The SA Mare Liberum project organizers aim to redress what it sees as gaps in the official investigation's procedure. Its largest financial backer is Postimees Grupp, a private media company which owns the daily newspaper of the same name, its regional variants, TV channel Kanal 2, newswire BNS, radio station Kuku among other concerns.
Postimees Grupp spokesperson Jüri Pihel denies the project is aimed at attracting attention to the publication or group to make financial gain, saying that money made from the coverage could be plowed back into the investigation.
"Any media organization in the world that acquires the materials we produce will pay a certain amount of money, and this goes into funding the expedition," Pihel said, according to media reports Wednesday.
Margus Kurm is a former state prosecutor and headed the official Estonian government inquiry into the fate of the Estonia in 2005-2009.
He said questions which need answering, some of which arose from this summer's preliminary dive and others from a 2020 documentary for Swedish television which reignited interest in new investigations, included the details on the bow visor disconnecting from the vessel, the timing of the vehicle ramp becoming open, and damage both to the hull and the vessel's interior.
The detached bow visor-theory remains the official explanation of how water came to enter the ferry's vehicle deck, causing her to sink in just under an hour.
Kurm has also in the past said that one plausible theory for the sinking was a collision with a Swedish Navy submarine.
Sweden's navy in 1994, as now, operated two diesel-electric submarines.
Speaking at a press conference Wednesday, Kurm said that the investigation was legal under Estonian domestic law.
The wreck lies in international waters.
At the same time, Swedish domestic law was irrelevant, he said, due to the vessel being in international waters.

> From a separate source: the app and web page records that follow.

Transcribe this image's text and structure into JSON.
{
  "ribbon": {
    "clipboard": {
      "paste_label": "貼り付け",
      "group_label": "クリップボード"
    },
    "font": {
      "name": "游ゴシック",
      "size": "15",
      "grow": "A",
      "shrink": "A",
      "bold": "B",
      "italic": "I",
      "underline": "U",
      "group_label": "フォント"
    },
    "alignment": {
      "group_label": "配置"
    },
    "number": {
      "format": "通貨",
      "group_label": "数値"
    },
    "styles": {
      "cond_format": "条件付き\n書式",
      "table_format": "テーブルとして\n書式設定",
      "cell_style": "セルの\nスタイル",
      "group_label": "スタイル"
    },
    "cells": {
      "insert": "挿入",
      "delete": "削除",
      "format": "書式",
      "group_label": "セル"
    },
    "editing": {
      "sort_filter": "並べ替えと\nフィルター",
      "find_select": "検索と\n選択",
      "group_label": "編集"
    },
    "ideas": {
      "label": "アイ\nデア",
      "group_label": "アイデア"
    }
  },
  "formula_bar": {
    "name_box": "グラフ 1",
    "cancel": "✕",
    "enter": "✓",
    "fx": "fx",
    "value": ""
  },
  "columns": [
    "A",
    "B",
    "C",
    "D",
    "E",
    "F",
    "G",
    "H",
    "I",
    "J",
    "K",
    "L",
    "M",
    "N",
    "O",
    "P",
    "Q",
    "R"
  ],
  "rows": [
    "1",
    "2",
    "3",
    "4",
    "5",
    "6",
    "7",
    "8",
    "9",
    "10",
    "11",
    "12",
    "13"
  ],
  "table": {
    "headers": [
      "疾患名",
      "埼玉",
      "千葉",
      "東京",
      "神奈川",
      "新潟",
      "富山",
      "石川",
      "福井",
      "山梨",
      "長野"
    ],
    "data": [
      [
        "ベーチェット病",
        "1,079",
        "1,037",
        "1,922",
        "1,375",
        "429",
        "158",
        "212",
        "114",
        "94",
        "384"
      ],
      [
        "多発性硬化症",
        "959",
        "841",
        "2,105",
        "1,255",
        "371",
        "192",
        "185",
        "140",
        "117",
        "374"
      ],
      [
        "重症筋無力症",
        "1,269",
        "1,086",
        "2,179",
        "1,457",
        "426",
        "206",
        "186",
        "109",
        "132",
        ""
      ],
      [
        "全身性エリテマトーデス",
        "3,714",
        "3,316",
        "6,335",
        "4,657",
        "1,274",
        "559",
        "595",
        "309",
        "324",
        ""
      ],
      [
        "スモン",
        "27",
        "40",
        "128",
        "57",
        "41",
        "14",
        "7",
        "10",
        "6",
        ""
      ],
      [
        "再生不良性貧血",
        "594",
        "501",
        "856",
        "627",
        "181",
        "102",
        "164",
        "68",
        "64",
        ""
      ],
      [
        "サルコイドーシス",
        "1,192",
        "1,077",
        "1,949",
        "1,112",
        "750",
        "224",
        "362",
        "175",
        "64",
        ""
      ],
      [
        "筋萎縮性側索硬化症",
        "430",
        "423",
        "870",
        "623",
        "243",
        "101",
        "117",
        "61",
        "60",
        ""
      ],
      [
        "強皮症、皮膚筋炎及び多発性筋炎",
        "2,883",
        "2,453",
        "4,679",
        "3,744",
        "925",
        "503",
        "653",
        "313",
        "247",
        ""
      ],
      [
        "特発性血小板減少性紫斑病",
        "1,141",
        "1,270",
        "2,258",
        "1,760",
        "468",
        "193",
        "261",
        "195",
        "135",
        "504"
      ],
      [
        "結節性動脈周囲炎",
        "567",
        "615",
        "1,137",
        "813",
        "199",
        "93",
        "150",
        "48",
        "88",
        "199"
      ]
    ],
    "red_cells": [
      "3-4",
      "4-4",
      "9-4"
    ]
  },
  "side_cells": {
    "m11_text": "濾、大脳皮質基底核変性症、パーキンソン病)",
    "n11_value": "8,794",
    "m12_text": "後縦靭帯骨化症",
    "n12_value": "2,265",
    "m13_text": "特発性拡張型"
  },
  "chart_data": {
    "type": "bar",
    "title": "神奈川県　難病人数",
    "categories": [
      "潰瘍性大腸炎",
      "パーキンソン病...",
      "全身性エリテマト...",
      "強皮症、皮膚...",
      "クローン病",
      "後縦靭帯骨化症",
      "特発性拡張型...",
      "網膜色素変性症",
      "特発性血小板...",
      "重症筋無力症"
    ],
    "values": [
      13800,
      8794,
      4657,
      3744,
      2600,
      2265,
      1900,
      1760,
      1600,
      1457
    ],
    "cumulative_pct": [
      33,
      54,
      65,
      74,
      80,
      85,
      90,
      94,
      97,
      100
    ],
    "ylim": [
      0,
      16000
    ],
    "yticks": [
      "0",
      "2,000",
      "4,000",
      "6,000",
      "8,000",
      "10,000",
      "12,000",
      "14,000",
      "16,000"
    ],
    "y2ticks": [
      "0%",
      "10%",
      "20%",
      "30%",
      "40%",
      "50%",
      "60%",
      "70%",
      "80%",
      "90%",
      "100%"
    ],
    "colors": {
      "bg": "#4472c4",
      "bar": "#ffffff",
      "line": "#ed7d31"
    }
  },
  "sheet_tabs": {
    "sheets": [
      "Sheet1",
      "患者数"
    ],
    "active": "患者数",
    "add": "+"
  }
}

"The activity is legal, we do not need to ask anyone for permission and consent," he summarized.
He did however concede that vessels guarding the site – subject to an international grave peace agreement – may hinder their work and even stop it.
"We do not have an armed security team with us and we do not intend to go into battle with the authorities, I am optimistic and I believe that we will not be physically hindered," Kurm said.
The 2020 documentary, filmed the year before, included dive footage obtained illegally. The film's maker, Henrik Evertsson, is according to reports, resident in Norway and would potentially be subject to a jail sentence or a fine in his native Sweden if he returned.
"Our venture can be seen as offering constructive competition," Kurm said, adding that despite his lack of trust in the authorities, his and Mare Liberum's investigation would complement the official one, due to recommence next year, and would also make all its findings public.
SA Mare Liberum is a fund that was founded in July this year upon an initiative of close relatives of survivors. Kurm is manager of the fund, while concil members are Piret Kergandberg, Raivo Hellerma and Carl Eric Laantee Reintamm.
The Estonian organization representing the families of victims of the 1994 disaster is the similarly-named MTÜ Memento Mare.
The MS Estonia sank in the small hours of September 28, 1994, while en route from Tallinn to Stockholm. The sinking is the largest maritime disaster in peacetime in the Baltic Sea, killing 852 people from 17 countries, and second-largest peacetime maritime disaster ever, so far as European vessels go, after the Titanic.
The date of the proposed new dive was not announced. Diving generally does not take place in the winter months.
The wreck site is a protected grave and special permission is required to dive.
Mare Liberum's site in English is here.
Editor: Andrew Whyte